Time passed, however, and Jennette actually loved school in the end.
“I sat my Leaving Cert, and have continued in education since. I often called back to both primary and secondary schools to check in with the old familiar faces. I enjoyed every minute of it. We had a class reunion a few years ago in the Maldron of our Communion class. What a night! Our group photo is up on the wall there.”
Katie O’Brien has a similar story to tell of hated early schooldays.
“It wasn’t the baby school that gave me the problems, though, it was going from that small, friendly place to a huge convent school with terrifying nuns that did for me.
“The first morning, as I sat there, shaking, trying to listen to the teacher, the door crashed open and a huge, imposing nun strode in, veil flapping, rosary clinking. Immediately, the entire class rose to its feet as one and chanted some incomprehensible mantra in unison. I hadn’t a clue what was going on and shrank down even further into my seat (at an old wooden double desk, scratched and battered by years of use).

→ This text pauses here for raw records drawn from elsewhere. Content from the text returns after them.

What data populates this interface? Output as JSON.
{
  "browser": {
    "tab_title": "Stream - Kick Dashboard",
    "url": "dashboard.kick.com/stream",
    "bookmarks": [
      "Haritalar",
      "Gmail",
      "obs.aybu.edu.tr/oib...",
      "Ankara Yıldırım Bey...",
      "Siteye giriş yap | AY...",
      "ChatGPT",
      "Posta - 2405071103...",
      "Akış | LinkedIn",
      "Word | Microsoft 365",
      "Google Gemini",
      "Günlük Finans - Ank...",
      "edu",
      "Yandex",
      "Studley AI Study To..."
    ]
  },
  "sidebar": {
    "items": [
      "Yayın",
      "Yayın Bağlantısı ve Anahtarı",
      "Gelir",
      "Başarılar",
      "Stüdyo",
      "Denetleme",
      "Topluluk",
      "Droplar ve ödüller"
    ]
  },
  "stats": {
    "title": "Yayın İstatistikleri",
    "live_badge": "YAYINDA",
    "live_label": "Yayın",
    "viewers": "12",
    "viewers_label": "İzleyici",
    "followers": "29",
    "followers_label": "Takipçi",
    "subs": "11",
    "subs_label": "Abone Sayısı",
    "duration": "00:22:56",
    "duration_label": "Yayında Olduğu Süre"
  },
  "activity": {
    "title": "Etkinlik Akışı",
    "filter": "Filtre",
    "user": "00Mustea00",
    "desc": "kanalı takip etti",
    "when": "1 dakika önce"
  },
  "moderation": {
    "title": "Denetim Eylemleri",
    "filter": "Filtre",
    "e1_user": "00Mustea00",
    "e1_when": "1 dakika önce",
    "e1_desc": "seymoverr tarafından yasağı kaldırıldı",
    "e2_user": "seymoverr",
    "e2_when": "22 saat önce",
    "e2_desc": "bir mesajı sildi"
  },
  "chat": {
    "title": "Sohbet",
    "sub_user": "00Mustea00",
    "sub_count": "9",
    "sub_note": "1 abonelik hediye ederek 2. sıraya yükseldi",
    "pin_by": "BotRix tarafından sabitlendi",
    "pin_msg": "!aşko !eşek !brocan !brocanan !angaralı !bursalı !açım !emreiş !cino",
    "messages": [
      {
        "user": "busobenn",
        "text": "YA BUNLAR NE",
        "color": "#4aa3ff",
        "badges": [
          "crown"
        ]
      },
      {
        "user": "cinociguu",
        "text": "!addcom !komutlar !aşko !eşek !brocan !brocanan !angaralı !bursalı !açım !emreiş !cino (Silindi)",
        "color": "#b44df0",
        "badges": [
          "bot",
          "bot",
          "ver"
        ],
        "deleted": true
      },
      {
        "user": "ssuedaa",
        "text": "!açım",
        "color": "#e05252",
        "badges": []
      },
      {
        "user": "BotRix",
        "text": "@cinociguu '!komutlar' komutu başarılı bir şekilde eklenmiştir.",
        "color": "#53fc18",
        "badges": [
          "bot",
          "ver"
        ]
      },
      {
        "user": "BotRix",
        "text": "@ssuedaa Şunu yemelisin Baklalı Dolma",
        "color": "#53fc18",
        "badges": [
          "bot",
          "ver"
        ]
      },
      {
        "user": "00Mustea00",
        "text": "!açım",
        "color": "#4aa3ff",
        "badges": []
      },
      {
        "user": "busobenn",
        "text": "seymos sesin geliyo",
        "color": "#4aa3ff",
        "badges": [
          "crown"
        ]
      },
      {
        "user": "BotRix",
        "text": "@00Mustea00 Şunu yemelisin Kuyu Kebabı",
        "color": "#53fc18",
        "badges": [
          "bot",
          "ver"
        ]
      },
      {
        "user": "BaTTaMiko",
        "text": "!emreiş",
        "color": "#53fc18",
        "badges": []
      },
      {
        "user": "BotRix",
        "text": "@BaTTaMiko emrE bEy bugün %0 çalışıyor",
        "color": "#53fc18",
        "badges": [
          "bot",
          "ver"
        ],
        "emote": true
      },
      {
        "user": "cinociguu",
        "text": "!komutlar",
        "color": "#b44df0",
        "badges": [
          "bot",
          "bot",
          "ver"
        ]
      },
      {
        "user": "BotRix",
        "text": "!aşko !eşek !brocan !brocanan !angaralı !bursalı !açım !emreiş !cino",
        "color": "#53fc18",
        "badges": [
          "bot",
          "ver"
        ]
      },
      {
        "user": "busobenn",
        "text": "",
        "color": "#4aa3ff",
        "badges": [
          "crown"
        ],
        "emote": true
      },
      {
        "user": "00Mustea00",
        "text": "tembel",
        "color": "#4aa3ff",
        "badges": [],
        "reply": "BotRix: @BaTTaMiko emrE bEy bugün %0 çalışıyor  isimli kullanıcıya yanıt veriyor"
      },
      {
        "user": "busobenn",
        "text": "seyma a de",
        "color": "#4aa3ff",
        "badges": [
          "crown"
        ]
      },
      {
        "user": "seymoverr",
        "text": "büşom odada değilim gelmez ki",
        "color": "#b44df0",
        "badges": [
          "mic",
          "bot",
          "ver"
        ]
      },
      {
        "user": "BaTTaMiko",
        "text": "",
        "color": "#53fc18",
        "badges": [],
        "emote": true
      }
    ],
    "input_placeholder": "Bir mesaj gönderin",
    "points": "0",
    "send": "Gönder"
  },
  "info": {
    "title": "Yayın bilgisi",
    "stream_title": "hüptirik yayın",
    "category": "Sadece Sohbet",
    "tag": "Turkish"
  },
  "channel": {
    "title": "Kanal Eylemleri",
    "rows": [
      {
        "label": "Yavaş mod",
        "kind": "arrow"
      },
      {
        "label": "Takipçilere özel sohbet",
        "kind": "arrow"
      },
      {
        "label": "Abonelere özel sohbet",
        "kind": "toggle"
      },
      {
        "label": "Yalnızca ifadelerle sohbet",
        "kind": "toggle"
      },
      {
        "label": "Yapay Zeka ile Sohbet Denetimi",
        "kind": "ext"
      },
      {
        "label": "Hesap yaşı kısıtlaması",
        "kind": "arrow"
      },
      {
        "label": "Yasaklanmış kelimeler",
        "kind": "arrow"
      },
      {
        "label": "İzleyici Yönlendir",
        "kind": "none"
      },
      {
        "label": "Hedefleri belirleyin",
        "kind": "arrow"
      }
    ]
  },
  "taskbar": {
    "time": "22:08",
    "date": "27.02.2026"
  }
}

“It was quite some time before I learned that what they were shouting was ‘Dia’s Muire dhuit’s Padraig, a Mathair!’ How was I to know?”
Katie spent several months emulating Jennette in escaping from that classroom on every pretext from sore throat to headache, and getting home to safety and familiarity.
Her mother, she says, was driven distracted, worrying that her little girl would never learn anything.
“But eventually, I learned to get on with the others, and got clued in on the ways and forms of behaviour (although the first time I saw a gigantic skipping rope in the yard, and 20 girls at a time jumping in and out to a complicated system, and me being pushed relentlessly forward in the line, I nearly ran home again).
“And it didn’t hurt my education in the end,” adds Katie, “although I had to be past school and in postgraduate study before I really discovered the joys of learning. School wasn’t about enjoying yourself back then, though, was it?”
Let’s hear your memories. Email firstname.lastname@example.org, or leave a comment on our Facebook page: https://www.facebook.com/echolivecork.